Established in March 2015, the SDP’s chairperson and National Taiwan University (NTU) Associate Professor of Sociology Fan Yun stressed that the Social Democratic Party (SDP) would never be bought by large corporations. The SDP, in alliance with the Green Party Taiwan, won no seats in the 2016 legislative election. It wound up nominating five councilor candidates in 2018, with Miao Poya (苗博雅) ending up elected.
4. Minkuotang (Republican Party)
Established in March 2015, the Minkuotang had the then-legislator Hsu Hsin-ying as its first chairperson, calling for “bluer than the Blue, greener than the Green.” Hsu was the vice-presidential candidate for PFP chairperson Soong Chu-yu when he ran for office in 2016. Hsu herself ran for the office of Hsinchu county mayor in 2018 and lost. However, her party nominated five councilor candidate nationwide and ended up grabbing three seats.

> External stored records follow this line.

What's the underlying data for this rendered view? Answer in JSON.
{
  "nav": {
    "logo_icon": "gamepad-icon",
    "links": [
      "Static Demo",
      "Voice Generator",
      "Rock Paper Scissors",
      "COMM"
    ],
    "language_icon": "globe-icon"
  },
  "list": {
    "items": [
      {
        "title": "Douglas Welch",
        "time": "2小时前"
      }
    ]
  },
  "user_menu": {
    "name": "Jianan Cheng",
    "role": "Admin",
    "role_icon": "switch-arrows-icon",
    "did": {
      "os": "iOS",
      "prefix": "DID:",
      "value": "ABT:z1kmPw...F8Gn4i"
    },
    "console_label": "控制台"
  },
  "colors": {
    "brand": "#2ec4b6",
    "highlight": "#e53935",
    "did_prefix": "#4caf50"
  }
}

In terms of the number of seats, there was an indication that third force small parties indeed grew from 2014 to 2018 – but did the third force truly rise?

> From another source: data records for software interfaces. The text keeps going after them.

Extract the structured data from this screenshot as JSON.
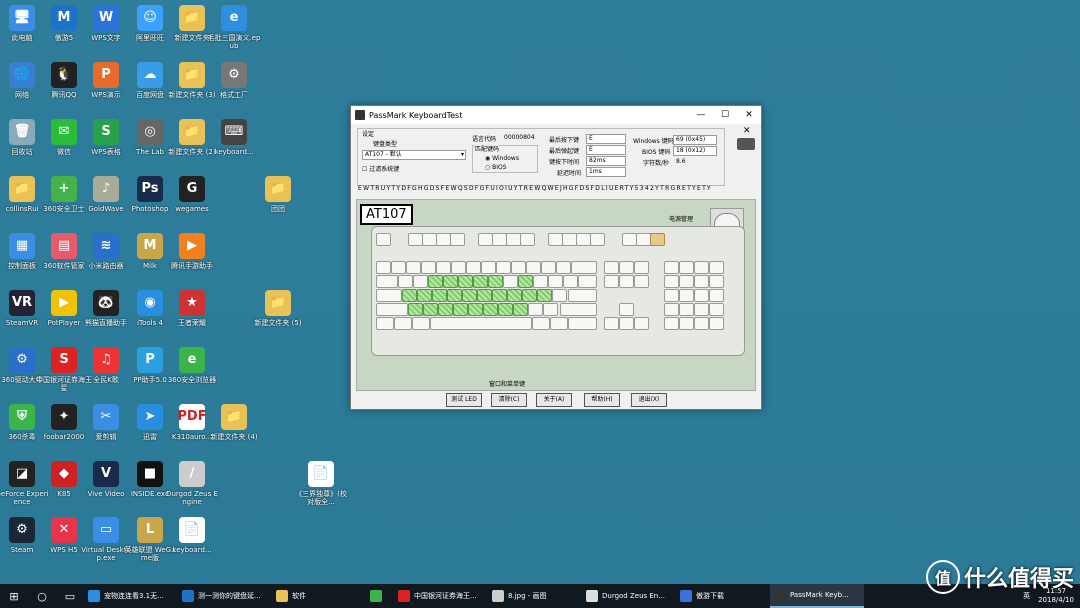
{
  "desktop_icons": [
    {
      "label": "此电脑",
      "color": "#3a8ee6",
      "glyph": "🖥"
    },
    {
      "label": "傲游5",
      "color": "#1c74c9",
      "glyph": "M"
    },
    {
      "label": "WPS文字",
      "color": "#2d72d9",
      "glyph": "W"
    },
    {
      "label": "阿里旺旺",
      "color": "#3ba0ff",
      "glyph": "☺"
    },
    {
      "label": "新建文件夹",
      "color": "#e8c157",
      "glyph": "📁"
    },
    {
      "label": "毛批三国演义.epub",
      "color": "#2f8ee0",
      "glyph": "e"
    },
    {
      "label": "网络",
      "color": "#3b7ed0",
      "glyph": "🌐"
    },
    {
      "label": "腾讯QQ",
      "color": "#222",
      "glyph": "🐧"
    },
    {
      "label": "WPS演示",
      "color": "#e86b2c",
      "glyph": "P"
    },
    {
      "label": "百度网盘",
      "color": "#3a9be6",
      "glyph": "☁"
    },
    {
      "label": "新建文件夹 (3)",
      "color": "#e8c157",
      "glyph": "📁"
    },
    {
      "label": "格式工厂",
      "color": "#777",
      "glyph": "⚙"
    },
    {
      "label": "回收站",
      "color": "#8ab",
      "glyph": "🗑"
    },
    {
      "label": "微信",
      "color": "#2dbb3a",
      "glyph": "✉"
    },
    {
      "label": "WPS表格",
      "color": "#27a24a",
      "glyph": "S"
    },
    {
      "label": "The Lab",
      "color": "#666",
      "glyph": "◎"
    },
    {
      "label": "新建文件夹 (2)",
      "color": "#e8c157",
      "glyph": "📁"
    },
    {
      "label": "keyboard...",
      "color": "#444",
      "glyph": "⌨"
    },
    {
      "label": "collinsRui",
      "color": "#e8c157",
      "glyph": "📁"
    },
    {
      "label": "360安全卫士",
      "color": "#46b24a",
      "glyph": "+"
    },
    {
      "label": "GoldWave",
      "color": "#aa9",
      "glyph": "♪"
    },
    {
      "label": "Photoshop",
      "color": "#1a2a4a",
      "glyph": "Ps"
    },
    {
      "label": "wegames",
      "color": "#222",
      "glyph": "G"
    },
    {
      "label": "团团",
      "color": "#e8c157",
      "glyph": "📁"
    },
    {
      "label": "控制面板",
      "color": "#3a8ee6",
      "glyph": "▦"
    },
    {
      "label": "360软件管家",
      "color": "#e85a6a",
      "glyph": "▤"
    },
    {
      "label": "小米路由器",
      "color": "#2a6fc9",
      "glyph": "≋"
    },
    {
      "label": "Milk",
      "color": "#c9a64a",
      "glyph": "M"
    },
    {
      "label": "腾讯手游助手",
      "color": "#f08020",
      "glyph": "▶"
    },
    {
      "label": "SteamVR",
      "color": "#223",
      "glyph": "VR"
    },
    {
      "label": "PotPlayer",
      "color": "#f2c200",
      "glyph": "▶"
    },
    {
      "label": "熊猫直播助手",
      "color": "#222",
      "glyph": "🐼"
    },
    {
      "label": "iTools 4",
      "color": "#2a8ee0",
      "glyph": "◉"
    },
    {
      "label": "王者荣耀",
      "color": "#c33",
      "glyph": "★"
    },
    {
      "label": "新建文件夹 (5)",
      "color": "#e8c157",
      "glyph": "📁"
    },
    {
      "label": "360驱动大师",
      "color": "#2a6fc9",
      "glyph": "⚙"
    },
    {
      "label": "中国银河证券海王星",
      "color": "#d22",
      "glyph": "S"
    },
    {
      "label": "全民K歌",
      "color": "#e33",
      "glyph": "♫"
    },
    {
      "label": "PP助手5.0",
      "color": "#2aa0e0",
      "glyph": "P"
    },
    {
      "label": "360安全浏览器",
      "color": "#3bb54a",
      "glyph": "e"
    },
    {
      "label": "360杀毒",
      "color": "#3bb54a",
      "glyph": "⛨"
    },
    {
      "label": "foobar2000",
      "color": "#222",
      "glyph": "✦"
    },
    {
      "label": "爱剪辑",
      "color": "#3a8ee6",
      "glyph": "✂"
    },
    {
      "label": "迅雷",
      "color": "#2a8ee0",
      "glyph": "➤"
    },
    {
      "label": "K310auro...",
      "color": "#fff",
      "glyph": "PDF"
    },
    {
      "label": "新建文件夹 (4)",
      "color": "#e8c157",
      "glyph": "📁"
    },
    {
      "label": "GeForce Experience",
      "color": "#222",
      "glyph": "◪"
    },
    {
      "label": "K85",
      "color": "#c22",
      "glyph": "◆"
    },
    {
      "label": "Vive Video",
      "color": "#1a2a4a",
      "glyph": "V"
    },
    {
      "label": "INSIDE.exe",
      "color": "#111",
      "glyph": "■"
    },
    {
      "label": "Durgod Zeus Engine",
      "color": "#ccc",
      "glyph": "/"
    },
    {
      "label": "《三界独尊》(校对版全...",
      "color": "#fff",
      "glyph": "📄"
    },
    {
      "label": "Steam",
      "color": "#1b2838",
      "glyph": "⚙"
    },
    {
      "label": "WPS H5",
      "color": "#e8344a",
      "glyph": "✕"
    },
    {
      "label": "Virtual Desktop.exe",
      "color": "#3a8ee6",
      "glyph": "▭"
    },
    {
      "label": "英雄联盟 WeGame版",
      "color": "#c9a64a",
      "glyph": "L"
    },
    {
      "label": "keyboard...",
      "color": "#fff",
      "glyph": "📄"
    }
  ],
  "window": {
    "title": "PassMark KeyboardTest",
    "settings_label": "设定",
    "kb_type_label": "键盘类型",
    "kb_type_value": "AT107 - 默认",
    "filter_label": "过滤系统键",
    "lang_code_label": "语言代码",
    "lang_code_value": "00000804",
    "match_label": "匹配键码",
    "radio_windows": "Windows",
    "radio_bios": "BIOS",
    "last_down_label": "最后按下键",
    "last_down_value": "E",
    "last_up_label": "最后弹起键",
    "last_up_value": "E",
    "press_time_label": "键按下时间",
    "press_time_value": "82ms",
    "delay_label": "延迟时间",
    "delay_value": "1ms",
    "win_code_label": "Windows 键码",
    "win_code_value": "69 (0x45)",
    "bios_code_label": "BIOS 键码",
    "bios_code_value": "18 (0x12)",
    "cps_label": "字符数/秒",
    "cps_value": "8.6",
    "typed_chars": "EWTRUYTYDFGHGDSFEWQSDFGFUIOIUYTREWQWEJHGFDSFDLIUERTY5342YTRGRETYETY",
    "model": "AT107",
    "power_label": "电源管理",
    "win_keys_label": "窗口和菜单键",
    "buttons": {
      "led": "测试 LED",
      "clear": "清除(C)",
      "about": "关于(A)",
      "help": "帮助(H)",
      "exit": "退出(X)"
    }
  },
  "taskbar": {
    "items": [
      {
        "label": "宠物连连看3.1无...",
        "color": "#2a8ee0"
      },
      {
        "label": "测一测你的键盘延...",
        "color": "#1c74c9"
      },
      {
        "label": "软件",
        "color": "#e8c157"
      },
      {
        "label": "",
        "color": "#3bb54a"
      },
      {
        "label": "中国银河证券海王...",
        "color": "#d22"
      },
      {
        "label": "8.jpg - 画图",
        "color": "#ccc"
      },
      {
        "label": "Durgod Zeus En...",
        "color": "#ddd"
      },
      {
        "label": "傲游下载",
        "color": "#3b6fd9"
      },
      {
        "label": "PassMark Keyb...",
        "color": "#333"
      }
    ],
    "ime": "英",
    "time": "11:57",
    "date": "2018/4/10"
  },
  "watermark": "什么值得买"
}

If we compare using the number of party votes won and extend the timeline to 20 years, we can observe that the third force rose in 2002 due to a plunge in the number of votes won by the KMT. Aside from gains made by third force parties, there was also a rise in votes won by independents.
On top of that, the third-force parties that grew in that year, including the NP, the PFP and the TSU, were all splinter parties that came from the KMT (and, to a lesser extent, from the DPP). It can be inferred that the 2002 rise was due to interior splits within the two major parties.
But as more than a decade passed by, the total percentage of votes gained by the two major parties has stabilized and has surpassed 70 percent. Those splinter parties failed to perform as well as before in both the number of candidates they nominated and the number of seats they won. Therefore, some people describe it as a “bubble.”
However, the third force that emerged in 2018 is a bit different. The NPP, the SDP and the Taiwan Radical Wings Party, for example, are all new parties that started from zero and are not splinter groups from the two major parties. As a result, they could not cause severe damage to the voter share of the two major parties.
Nevertheless, given the lack of major changes in the voter share of the two major parties in the last three elections, it is worth observing whether these small parties can go down different paths from those of the Blue and Green and continue to cultivate local areas and obtain the support of more voters – and whether they will grow steadily after four years, or begin going downhill.
Furthermore, there are some other points worth noting. One of the two seats that the NP won this year, for example, was won by the “new generation” Hou Han-ting (侯漢廷). The Labor Party, which has a history of more than 20 years, nominated candidates in the last three elections in a row and managed to have at least one elected in each. The Trees Party gained only one seat in 2014 and still nominated seven candidates in 2018. The For Public Good Party nominated three candidates with one elected this year. Although the Obasan Alliance, which is not a political party but still nominated 21 candidates, was comprehensively defeated, it received more than 80,000 votes. After the election, it also announced that it would form a political party.
If Taiwan’s third force keeps this same energy, the country’s unaffiliated parties and voters can consolidate their strength for elections to come.
This article originally appeared on the Chinese-language Taiwan edition of The News Lens. The original can be found here.
Translator: Lin Ying-jen
Editor: Nick Aspinwall (@Nick1Aspinwall)